> GOAL OF THE EXERCISE: Leave every image out, and print the remaining lines below exactly.

BEGIN INFORMATION PROVIDED

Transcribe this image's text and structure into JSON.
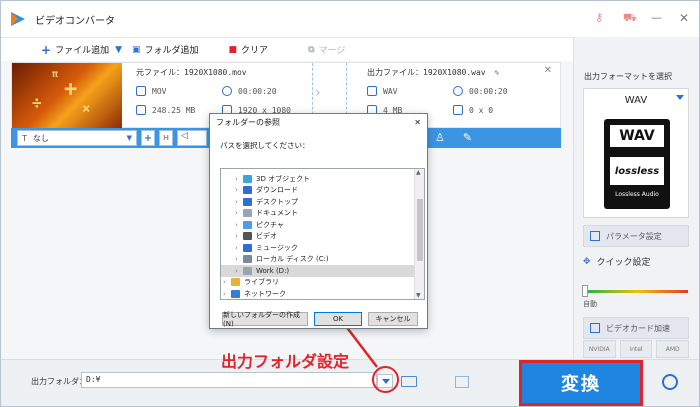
{
  "window": {
    "title": "ビデオコンバータ"
  },
  "toolbar": {
    "add_file": "ファイル追加",
    "add_folder": "フォルダ追加",
    "clear": "クリア",
    "merge": "マージ"
  },
  "file": {
    "source_name": "元ファイル：1920X1080.mov",
    "source_format": "MOV",
    "source_duration": "00:00:20",
    "source_size": "248.25 MB",
    "source_resolution": "1920 x 1080",
    "output_name": "出力ファイル：1920X1080.wav",
    "output_format": "WAV",
    "output_duration": "00:00:20",
    "output_size": "4 MB",
    "output_resolution": "0 x 0"
  },
  "subtitle_bar": {
    "subtitle_value": "なし",
    "audio_value": ""
  },
  "right_panel": {
    "title": "出力フォーマットを選択",
    "format": "WAV",
    "card_wav": "WAV",
    "card_lossless": "lossless",
    "card_caption": "Lossless Audio",
    "param_button": "パラメータ設定",
    "quick_setting": "クイック設定",
    "auto_label": "自動",
    "gpu_button": "ビデオカード加速",
    "gpu_vendors": [
      "NVIDIA",
      "intel",
      "AMD"
    ]
  },
  "bottom": {
    "output_folder_label": "出力フォルダ：",
    "output_folder_value": "D:¥",
    "convert_label": "変換"
  },
  "annotation": {
    "text": "出力フォルダ設定"
  },
  "dialog": {
    "title": "フォルダーの参照",
    "prompt": "パスを選択してください：",
    "items": [
      {
        "label": "3D オブジェクト",
        "color": "#3aa6e0"
      },
      {
        "label": "ダウンロード",
        "color": "#2f6fd0"
      },
      {
        "label": "デスクトップ",
        "color": "#2f6fd0"
      },
      {
        "label": "ドキュメント",
        "color": "#9aa5b1"
      },
      {
        "label": "ピクチャ",
        "color": "#4aa0e0"
      },
      {
        "label": "ビデオ",
        "color": "#555555"
      },
      {
        "label": "ミュージック",
        "color": "#2f6fd0"
      },
      {
        "label": "ローカル ディスク (C:)",
        "color": "#7a8a99"
      },
      {
        "label": "Work (D:)",
        "color": "#9aa5b1"
      },
      {
        "label": "ライブラリ",
        "color": "#e6b23a"
      },
      {
        "label": "ネットワーク",
        "color": "#3a7ad0"
      }
    ],
    "new_folder_button": "新しいフォルダーの作成(N)",
    "ok_button": "OK",
    "cancel_button": "キャンセル",
    "close": "✕"
  }
}
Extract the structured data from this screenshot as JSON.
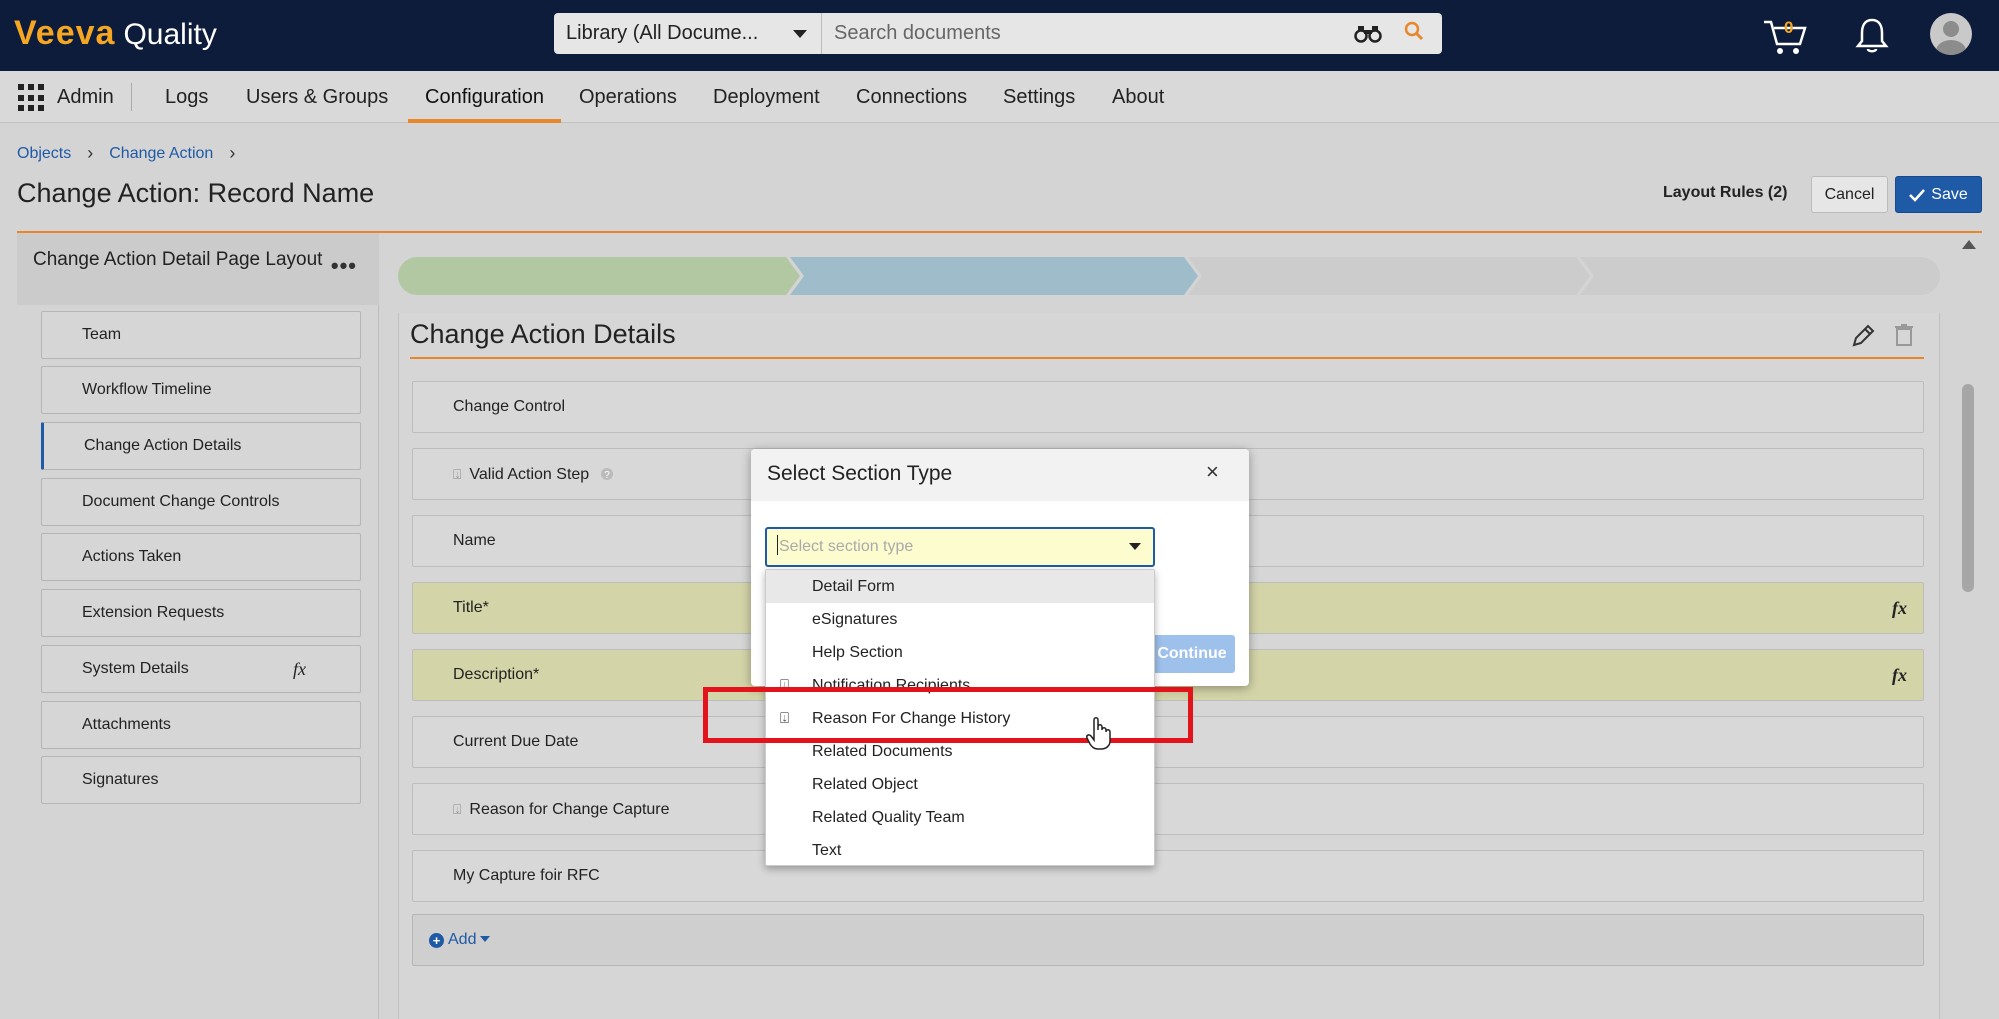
{
  "topbar": {
    "logo_brand": "Veeva",
    "logo_product": "Quality",
    "scope_select": "Library (All Docume...",
    "search_placeholder": "Search documents",
    "cart_count": "0"
  },
  "nav": {
    "admin": "Admin",
    "items": [
      "Logs",
      "Users & Groups",
      "Configuration",
      "Operations",
      "Deployment",
      "Connections",
      "Settings",
      "About"
    ],
    "active": "Configuration"
  },
  "breadcrumb": [
    "Objects",
    "Change Action"
  ],
  "page_title": "Change Action: Record Name",
  "header_actions": {
    "layout_rules": "Layout Rules (2)",
    "cancel": "Cancel",
    "save": "Save"
  },
  "left_panel": {
    "title": "Change Action Detail Page Layout",
    "menu": "•••",
    "items": [
      "Team",
      "Workflow Timeline",
      "Change Action Details",
      "Document Change Controls",
      "Actions Taken",
      "Extension Requests",
      "System Details",
      "Attachments",
      "Signatures"
    ],
    "active_item": "Change Action Details",
    "fx_label": "fx"
  },
  "section": {
    "title": "Change Action Details",
    "fields": [
      {
        "label": "Change Control",
        "style": "plain"
      },
      {
        "label": "Valid Action Step",
        "style": "plain",
        "icon": "tune-icon",
        "help": true
      },
      {
        "label": "Name",
        "style": "plain"
      },
      {
        "label": "Title*",
        "style": "yellow",
        "fx": true
      },
      {
        "label": "Description*",
        "style": "yellow",
        "fx": true
      },
      {
        "label": "Current Due Date",
        "style": "plain"
      },
      {
        "label": "Reason for Change Capture",
        "style": "plain",
        "icon": "tune-icon"
      },
      {
        "label": "My Capture foir RFC",
        "style": "plain"
      }
    ],
    "add_label": "Add",
    "fx_label": "fx"
  },
  "dialog": {
    "title": "Select Section Type",
    "close": "×",
    "select_placeholder": "Select section type",
    "continue": "Continue",
    "options": [
      "Detail Form",
      "eSignatures",
      "Help Section",
      "Notification Recipients",
      "Reason For Change History",
      "Related Documents",
      "Related Object",
      "Related Quality Team",
      "Text"
    ],
    "hovered_option": "Detail Form",
    "highlighted_option": "Reason For Change History"
  },
  "colors": {
    "topbar": "#0c1c3a",
    "accent_orange": "#e8872a",
    "primary_blue": "#1f5aa6",
    "highlight_red": "#e3131b",
    "progress_step1": "#b2c8a2",
    "progress_step2": "#9fbccb"
  }
}
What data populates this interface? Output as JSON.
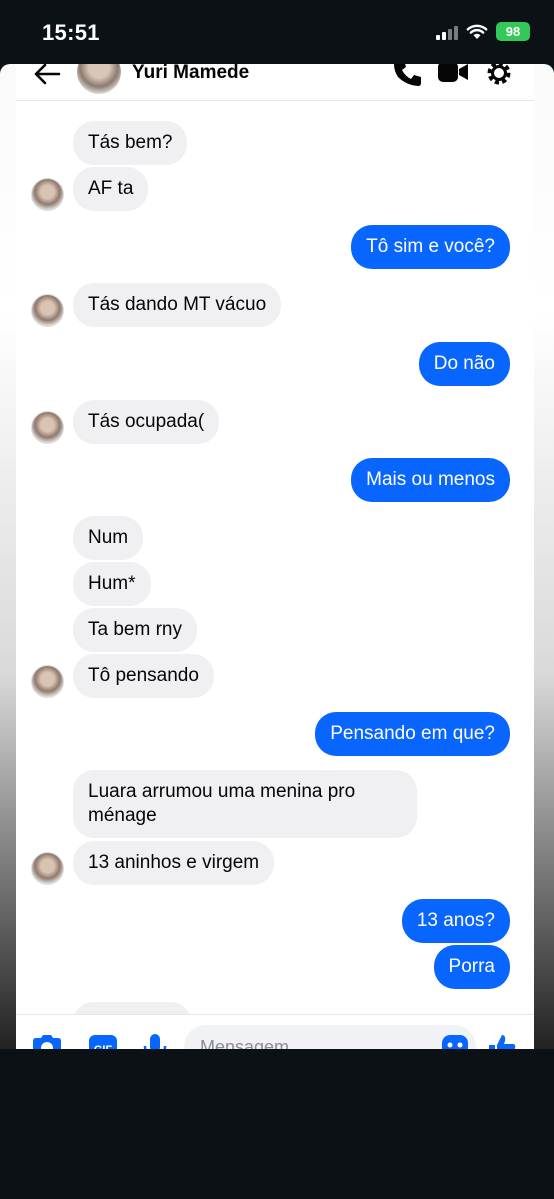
{
  "status_bar": {
    "time": "15:51",
    "battery": "98"
  },
  "header": {
    "contact_name": "Yuri Mamede"
  },
  "messages": [
    {
      "side": "in",
      "text": "Tás bem?"
    },
    {
      "side": "in",
      "text": "AF ta"
    },
    {
      "side": "out",
      "text": "Tô sim e você?"
    },
    {
      "side": "in",
      "text": "Tás dando MT vácuo"
    },
    {
      "side": "out",
      "text": "Do não"
    },
    {
      "side": "in",
      "text": "Tás ocupada("
    },
    {
      "side": "out",
      "text": "Mais ou menos"
    },
    {
      "side": "in",
      "text": "Num"
    },
    {
      "side": "in",
      "text": "Hum*"
    },
    {
      "side": "in",
      "text": "Ta bem rny"
    },
    {
      "side": "in",
      "text": "Tô pensando"
    },
    {
      "side": "out",
      "text": "Pensando em que?"
    },
    {
      "side": "in",
      "text": "Luara arrumou uma menina pro ménage"
    },
    {
      "side": "in",
      "text": "13 aninhos e virgem"
    },
    {
      "side": "out",
      "text": "13 anos?"
    },
    {
      "side": "out",
      "text": "Porra"
    }
  ],
  "composer": {
    "placeholder": "Mensagem"
  },
  "colors": {
    "accent": "#0866ff",
    "incoming_bubble": "#f0f0f3",
    "battery": "#34c759"
  }
}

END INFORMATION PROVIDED

> EXERCISE ANSWER:
Transcribe this image's text and structure into JSON.
{
  "window": {
    "title": "ビデオコンバータ"
  },
  "toolbar": {
    "add_file": "ファイル追加",
    "add_folder": "フォルダ追加",
    "clear": "クリア",
    "merge": "マージ"
  },
  "file": {
    "source_name": "元ファイル：1920X1080.mov",
    "source_format": "MOV",
    "source_duration": "00:00:20",
    "source_size": "248.25 MB",
    "source_resolution": "1920 x 1080",
    "output_name": "出力ファイル：1920X1080.wav",
    "output_format": "WAV",
    "output_duration": "00:00:20",
    "output_size": "4 MB",
    "output_resolution": "0 x 0"
  },
  "subtitle_bar": {
    "subtitle_value": "なし",
    "audio_value": ""
  },
  "right_panel": {
    "title": "出力フォーマットを選択",
    "format": "WAV",
    "card_wav": "WAV",
    "card_lossless": "lossless",
    "card_caption": "Lossless Audio",
    "param_button": "パラメータ設定",
    "quick_setting": "クイック設定",
    "auto_label": "自動",
    "gpu_button": "ビデオカード加速",
    "gpu_vendors": [
      "NVIDIA",
      "intel",
      "AMD"
    ]
  },
  "bottom": {
    "output_folder_label": "出力フォルダ：",
    "output_folder_value": "D:¥",
    "convert_label": "変換"
  },
  "annotation": {
    "text": "出力フォルダ設定"
  },
  "dialog": {
    "title": "フォルダーの参照",
    "prompt": "パスを選択してください：",
    "items": [
      {
        "label": "3D オブジェクト",
        "color": "#3aa6e0"
      },
      {
        "label": "ダウンロード",
        "color": "#2f6fd0"
      },
      {
        "label": "デスクトップ",
        "color": "#2f6fd0"
      },
      {
        "label": "ドキュメント",
        "color": "#9aa5b1"
      },
      {
        "label": "ピクチャ",
        "color": "#4aa0e0"
      },
      {
        "label": "ビデオ",
        "color": "#555555"
      },
      {
        "label": "ミュージック",
        "color": "#2f6fd0"
      },
      {
        "label": "ローカル ディスク (C:)",
        "color": "#7a8a99"
      },
      {
        "label": "Work (D:)",
        "color": "#9aa5b1"
      },
      {
        "label": "ライブラリ",
        "color": "#e6b23a"
      },
      {
        "label": "ネットワーク",
        "color": "#3a7ad0"
      }
    ],
    "new_folder_button": "新しいフォルダーの作成(N)",
    "ok_button": "OK",
    "cancel_button": "キャンセル",
    "close": "✕"
  }
}
Extract the structured data from this screenshot as JSON.
{
  "topbar": {
    "logo_brand": "Veeva",
    "logo_product": "Quality",
    "scope_select": "Library (All Docume...",
    "search_placeholder": "Search documents",
    "cart_count": "0"
  },
  "nav": {
    "admin": "Admin",
    "items": [
      "Logs",
      "Users & Groups",
      "Configuration",
      "Operations",
      "Deployment",
      "Connections",
      "Settings",
      "About"
    ],
    "active": "Configuration"
  },
  "breadcrumb": [
    "Objects",
    "Change Action"
  ],
  "page_title": "Change Action: Record Name",
  "header_actions": {
    "layout_rules": "Layout Rules (2)",
    "cancel": "Cancel",
    "save": "Save"
  },
  "left_panel": {
    "title": "Change Action Detail Page Layout",
    "menu": "•••",
    "items": [
      "Team",
      "Workflow Timeline",
      "Change Action Details",
      "Document Change Controls",
      "Actions Taken",
      "Extension Requests",
      "System Details",
      "Attachments",
      "Signatures"
    ],
    "active_item": "Change Action Details",
    "fx_label": "fx"
  },
  "section": {
    "title": "Change Action Details",
    "fields": [
      {
        "label": "Change Control",
        "style": "plain"
      },
      {
        "label": "Valid Action Step",
        "style": "plain",
        "icon": "tune-icon",
        "help": true
      },
      {
        "label": "Name",
        "style": "plain"
      },
      {
        "label": "Title*",
        "style": "yellow",
        "fx": true
      },
      {
        "label": "Description*",
        "style": "yellow",
        "fx": true
      },
      {
        "label": "Current Due Date",
        "style": "plain"
      },
      {
        "label": "Reason for Change Capture",
        "style": "plain",
        "icon": "tune-icon"
      },
      {
        "label": "My Capture foir RFC",
        "style": "plain"
      }
    ],
    "add_label": "Add",
    "fx_label": "fx"
  },
  "dialog": {
    "title": "Select Section Type",
    "close": "×",
    "select_placeholder": "Select section type",
    "continue": "Continue",
    "options": [
      "Detail Form",
      "eSignatures",
      "Help Section",
      "Notification Recipients",
      "Reason For Change History",
      "Related Documents",
      "Related Object",
      "Related Quality Team",
      "Text"
    ],
    "hovered_option": "Detail Form",
    "highlighted_option": "Reason For Change History"
  },
  "colors": {
    "topbar": "#0c1c3a",
    "accent_orange": "#e8872a",
    "primary_blue": "#1f5aa6",
    "highlight_red": "#e3131b",
    "progress_step1": "#b2c8a2",
    "progress_step2": "#9fbccb"
  }
}
What data populates this interface? Output as JSON.
{
  "status_bar": {
    "time": "15:51",
    "battery": "98"
  },
  "header": {
    "contact_name": "Yuri Mamede"
  },
  "messages": [
    {
      "side": "in",
      "text": "Tás bem?"
    },
    {
      "side": "in",
      "text": "AF ta"
    },
    {
      "side": "out",
      "text": "Tô sim e você?"
    },
    {
      "side": "in",
      "text": "Tás dando MT vácuo"
    },
    {
      "side": "out",
      "text": "Do não"
    },
    {
      "side": "in",
      "text": "Tás ocupada("
    },
    {
      "side": "out",
      "text": "Mais ou menos"
    },
    {
      "side": "in",
      "text": "Num"
    },
    {
      "side": "in",
      "text": "Hum*"
    },
    {
      "side": "in",
      "text": "Ta bem rny"
    },
    {
      "side": "in",
      "text": "Tô pensando"
    },
    {
      "side": "out",
      "text": "Pensando em que?"
    },
    {
      "side": "in",
      "text": "Luara arrumou uma menina pro ménage"
    },
    {
      "side": "in",
      "text": "13 aninhos e virgem"
    },
    {
      "side": "out",
      "text": "13 anos?"
    },
    {
      "side": "out",
      "text": "Porra"
    }
  ],
  "composer": {
    "placeholder": "Mensagem"
  },
  "colors": {
    "accent": "#0866ff",
    "incoming_bubble": "#f0f0f3",
    "battery": "#34c759"
  }
}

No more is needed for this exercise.